Think of all the teachers you admired when you were at school. I bet you your £26,000 bursary that you didn’t admire them because they were able to show ‘rapid and sustained progress’ in the 20 minutes that someone was watching them. More than likely, they had a personality you could engage with, a sense of humour, and they could enthuse you in their subject. They most probably did this their way. Good school leaders generally know who their mavericks are, and leave them be unless/until, whatever it is they are doing is no longer working. After you have been doing as you’ve been told for two years, you will unleash your inner maverick and will enjoy teaching even more, hence making it easier. In the maverick spirit, since my second year of teaching I’ve kept a pet snake in my classroom; something the kids love (or hate!). Meet Diablo:
- Your behaviour management will improve
Ah yes. The bane of many trainees/NQTs lives: behaviour management. I can recall a time when I was one of 20 NQTs at the same school which at the time, behaviour could only really have been described as atrocious. The majority of the 20 of us could not control our classes (in our defence, SMT couldn’t either). Some staff cried during NQT meetings, and to add insult to injury, teachers were blamed for the poor behaviour: it was insisted that kids were misbehaving because our lessons were boring.
There was however, light at the end of that tunnel. The next year was radically different: we were different, the kids behaved differently around us, and we responded differently to their misbehaviours. It was just . . . different! Easier, perhaps because we now had a sense of ownership as the kids knew our faces, and the positive relationships we built with them paid off. In short, you may be a screaming NQT now, but you won’t be next year. If you are (and everyone else isn’t) then you are probably at a school which doesn’t quite suit you.
- You will be under less scrutiny
Unless you end up working at some callous Academy that treats all of its staff with the highest level of professional distrust, you will be under a lot less scrutiny post NQT year. Much of the stress in teaching is due to the constant hoop-jumping or the perception that you have to perform for someone else. As one RQT so eloquently put it: ‘They’re gonna get a basic lesson.

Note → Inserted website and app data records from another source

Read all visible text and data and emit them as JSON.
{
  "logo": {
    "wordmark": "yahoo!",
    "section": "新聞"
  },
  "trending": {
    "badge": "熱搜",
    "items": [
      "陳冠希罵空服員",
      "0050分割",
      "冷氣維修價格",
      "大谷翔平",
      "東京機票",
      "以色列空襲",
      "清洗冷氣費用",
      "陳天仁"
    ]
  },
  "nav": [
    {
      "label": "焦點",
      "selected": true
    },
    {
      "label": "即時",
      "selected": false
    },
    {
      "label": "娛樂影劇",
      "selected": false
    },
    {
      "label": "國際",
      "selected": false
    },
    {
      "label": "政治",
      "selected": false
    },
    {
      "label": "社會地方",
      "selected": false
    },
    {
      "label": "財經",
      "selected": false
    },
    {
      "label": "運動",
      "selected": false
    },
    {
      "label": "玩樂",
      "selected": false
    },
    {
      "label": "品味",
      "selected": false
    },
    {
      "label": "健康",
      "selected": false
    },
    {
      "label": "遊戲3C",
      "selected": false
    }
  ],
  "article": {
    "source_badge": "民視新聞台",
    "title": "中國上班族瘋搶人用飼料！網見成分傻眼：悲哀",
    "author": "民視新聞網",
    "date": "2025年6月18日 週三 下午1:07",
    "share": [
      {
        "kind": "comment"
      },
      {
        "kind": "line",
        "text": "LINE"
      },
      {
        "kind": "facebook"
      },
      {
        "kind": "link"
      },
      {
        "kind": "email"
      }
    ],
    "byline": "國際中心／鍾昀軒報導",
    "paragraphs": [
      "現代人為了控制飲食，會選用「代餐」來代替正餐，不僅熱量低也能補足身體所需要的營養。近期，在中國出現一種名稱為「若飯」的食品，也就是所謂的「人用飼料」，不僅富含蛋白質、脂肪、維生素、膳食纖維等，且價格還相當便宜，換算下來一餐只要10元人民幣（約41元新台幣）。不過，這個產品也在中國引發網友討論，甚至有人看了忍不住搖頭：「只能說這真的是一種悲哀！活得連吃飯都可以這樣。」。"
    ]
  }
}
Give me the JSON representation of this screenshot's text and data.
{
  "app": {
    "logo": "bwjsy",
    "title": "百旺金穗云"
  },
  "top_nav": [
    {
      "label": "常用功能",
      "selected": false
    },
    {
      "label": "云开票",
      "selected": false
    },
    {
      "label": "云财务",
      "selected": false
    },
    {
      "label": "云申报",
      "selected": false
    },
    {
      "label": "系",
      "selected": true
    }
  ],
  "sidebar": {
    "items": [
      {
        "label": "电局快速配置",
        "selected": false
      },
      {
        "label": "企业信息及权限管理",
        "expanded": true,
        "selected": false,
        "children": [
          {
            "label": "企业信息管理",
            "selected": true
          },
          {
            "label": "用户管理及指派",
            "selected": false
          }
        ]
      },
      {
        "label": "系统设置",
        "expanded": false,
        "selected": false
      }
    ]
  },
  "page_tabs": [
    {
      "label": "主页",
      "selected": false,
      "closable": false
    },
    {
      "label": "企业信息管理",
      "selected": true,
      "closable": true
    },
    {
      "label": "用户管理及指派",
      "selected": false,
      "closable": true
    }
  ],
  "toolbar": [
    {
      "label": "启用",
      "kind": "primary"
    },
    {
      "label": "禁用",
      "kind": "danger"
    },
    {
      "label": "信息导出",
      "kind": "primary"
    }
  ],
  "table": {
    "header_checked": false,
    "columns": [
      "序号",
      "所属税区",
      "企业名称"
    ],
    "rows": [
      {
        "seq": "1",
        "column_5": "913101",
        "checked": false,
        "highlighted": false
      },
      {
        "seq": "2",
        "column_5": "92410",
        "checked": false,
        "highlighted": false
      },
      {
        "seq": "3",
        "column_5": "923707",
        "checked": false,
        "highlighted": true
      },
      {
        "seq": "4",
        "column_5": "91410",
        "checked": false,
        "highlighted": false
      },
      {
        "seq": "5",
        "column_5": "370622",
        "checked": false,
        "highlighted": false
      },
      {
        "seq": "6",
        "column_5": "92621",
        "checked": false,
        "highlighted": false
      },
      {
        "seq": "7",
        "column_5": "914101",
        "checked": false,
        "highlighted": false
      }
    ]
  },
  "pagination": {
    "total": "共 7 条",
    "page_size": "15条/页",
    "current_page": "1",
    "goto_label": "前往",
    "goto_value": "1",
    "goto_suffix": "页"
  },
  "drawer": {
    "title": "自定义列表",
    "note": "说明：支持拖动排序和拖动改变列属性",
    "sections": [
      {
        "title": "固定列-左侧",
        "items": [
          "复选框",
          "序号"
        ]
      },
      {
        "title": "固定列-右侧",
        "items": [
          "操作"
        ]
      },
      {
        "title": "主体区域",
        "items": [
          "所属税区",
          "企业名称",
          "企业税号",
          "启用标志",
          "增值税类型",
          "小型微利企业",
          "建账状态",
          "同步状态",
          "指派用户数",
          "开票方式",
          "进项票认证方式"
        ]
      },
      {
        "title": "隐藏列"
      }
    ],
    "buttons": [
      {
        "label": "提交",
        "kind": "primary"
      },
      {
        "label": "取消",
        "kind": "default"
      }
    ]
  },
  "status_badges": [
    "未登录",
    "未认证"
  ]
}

I’m fed up of bending over and blowing bubbles through my arse.’
- You will kick people out of your life
Sound harsh? Well sometimes it is necessary. I’m referring to the people who just don’t get it. No matter what you say, or how tired/anxious/stressed you obviously are, they insist that teachers are just moaners or glorified babysitters. I’m not referring to your sarcastic non-teaching friends, rather to the people who say it and mean it. Kick them out of your life. After reading this blog, delete their number. Then, if ever they text you, reply with: ‘Sorry- who is this.’ Teaching is stressful enough, you don’t need avoidable negativity.
- And finally . . .
The longer you’ve been teaching for, the more of these you will rack up and they will make the tough times easier. Stay positive!